▶ REQUIREMENT:
Restate all of the entries exactly. Any picture in them should be skipped.

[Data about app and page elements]
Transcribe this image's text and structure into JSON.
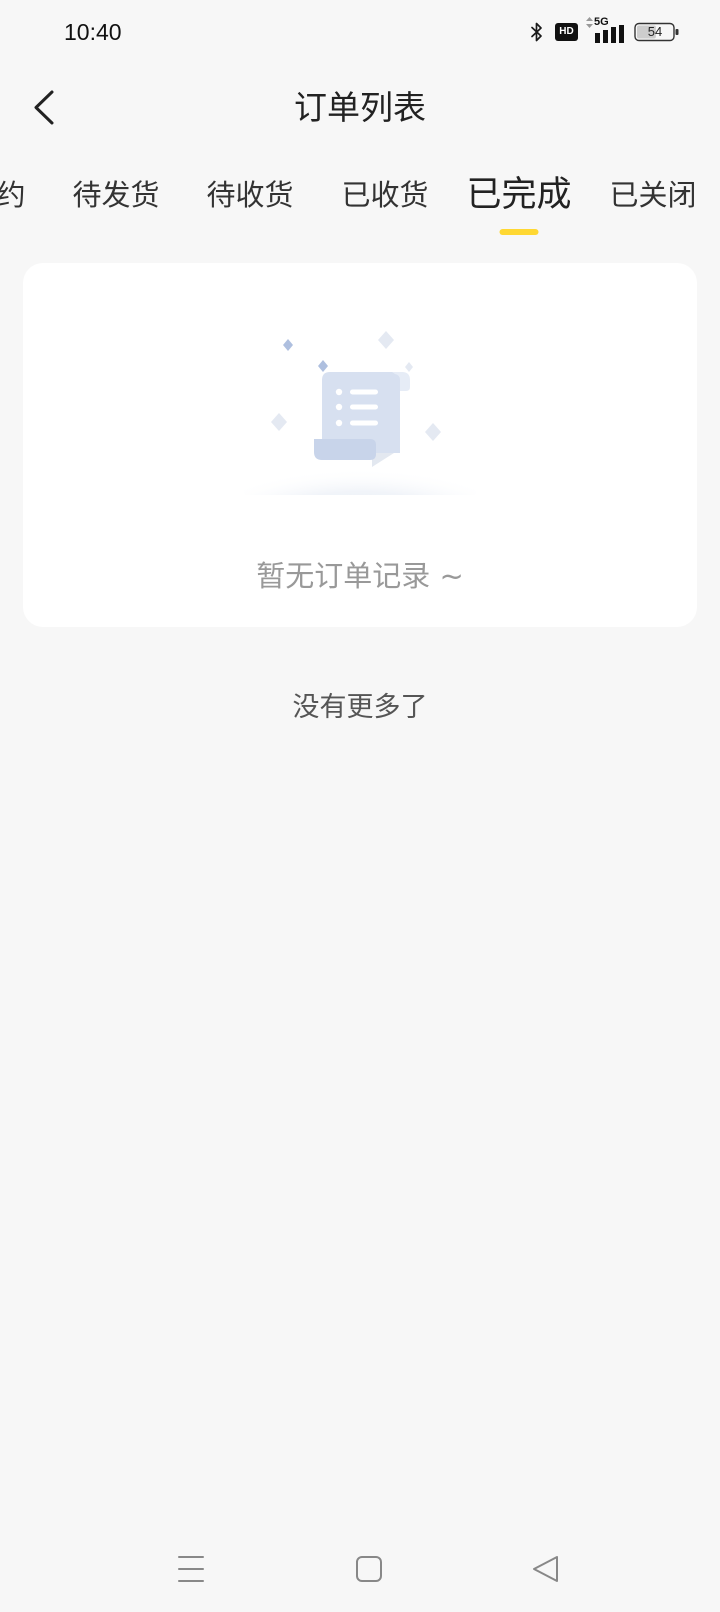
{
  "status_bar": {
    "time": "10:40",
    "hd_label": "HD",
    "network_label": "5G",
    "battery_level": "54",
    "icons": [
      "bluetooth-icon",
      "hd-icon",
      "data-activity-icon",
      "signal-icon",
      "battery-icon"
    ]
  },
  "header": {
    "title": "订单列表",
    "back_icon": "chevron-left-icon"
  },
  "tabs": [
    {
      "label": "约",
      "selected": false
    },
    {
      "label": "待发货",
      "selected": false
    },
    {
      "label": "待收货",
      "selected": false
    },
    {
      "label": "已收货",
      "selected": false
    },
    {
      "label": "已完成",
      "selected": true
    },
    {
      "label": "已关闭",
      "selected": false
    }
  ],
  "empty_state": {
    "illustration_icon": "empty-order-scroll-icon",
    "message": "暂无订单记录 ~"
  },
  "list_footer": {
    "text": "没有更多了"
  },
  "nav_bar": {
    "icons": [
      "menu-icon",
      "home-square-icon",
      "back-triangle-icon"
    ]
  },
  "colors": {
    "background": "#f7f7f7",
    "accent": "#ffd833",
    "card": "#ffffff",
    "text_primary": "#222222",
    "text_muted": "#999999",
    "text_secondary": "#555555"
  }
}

▶ WRITTEN RESPONSE:
Transcribe this image's text and structure into JSON.
{
  "status_bar": {
    "time": "10:40",
    "hd_label": "HD",
    "network_label": "5G",
    "battery_level": "54",
    "icons": [
      "bluetooth-icon",
      "hd-icon",
      "data-activity-icon",
      "signal-icon",
      "battery-icon"
    ]
  },
  "header": {
    "title": "订单列表",
    "back_icon": "chevron-left-icon"
  },
  "tabs": [
    {
      "label": "约",
      "selected": false
    },
    {
      "label": "待发货",
      "selected": false
    },
    {
      "label": "待收货",
      "selected": false
    },
    {
      "label": "已收货",
      "selected": false
    },
    {
      "label": "已完成",
      "selected": true
    },
    {
      "label": "已关闭",
      "selected": false
    }
  ],
  "empty_state": {
    "illustration_icon": "empty-order-scroll-icon",
    "message": "暂无订单记录 ~"
  },
  "list_footer": {
    "text": "没有更多了"
  },
  "nav_bar": {
    "icons": [
      "menu-icon",
      "home-square-icon",
      "back-triangle-icon"
    ]
  },
  "colors": {
    "background": "#f7f7f7",
    "accent": "#ffd833",
    "card": "#ffffff",
    "text_primary": "#222222",
    "text_muted": "#999999",
    "text_secondary": "#555555"
  }
}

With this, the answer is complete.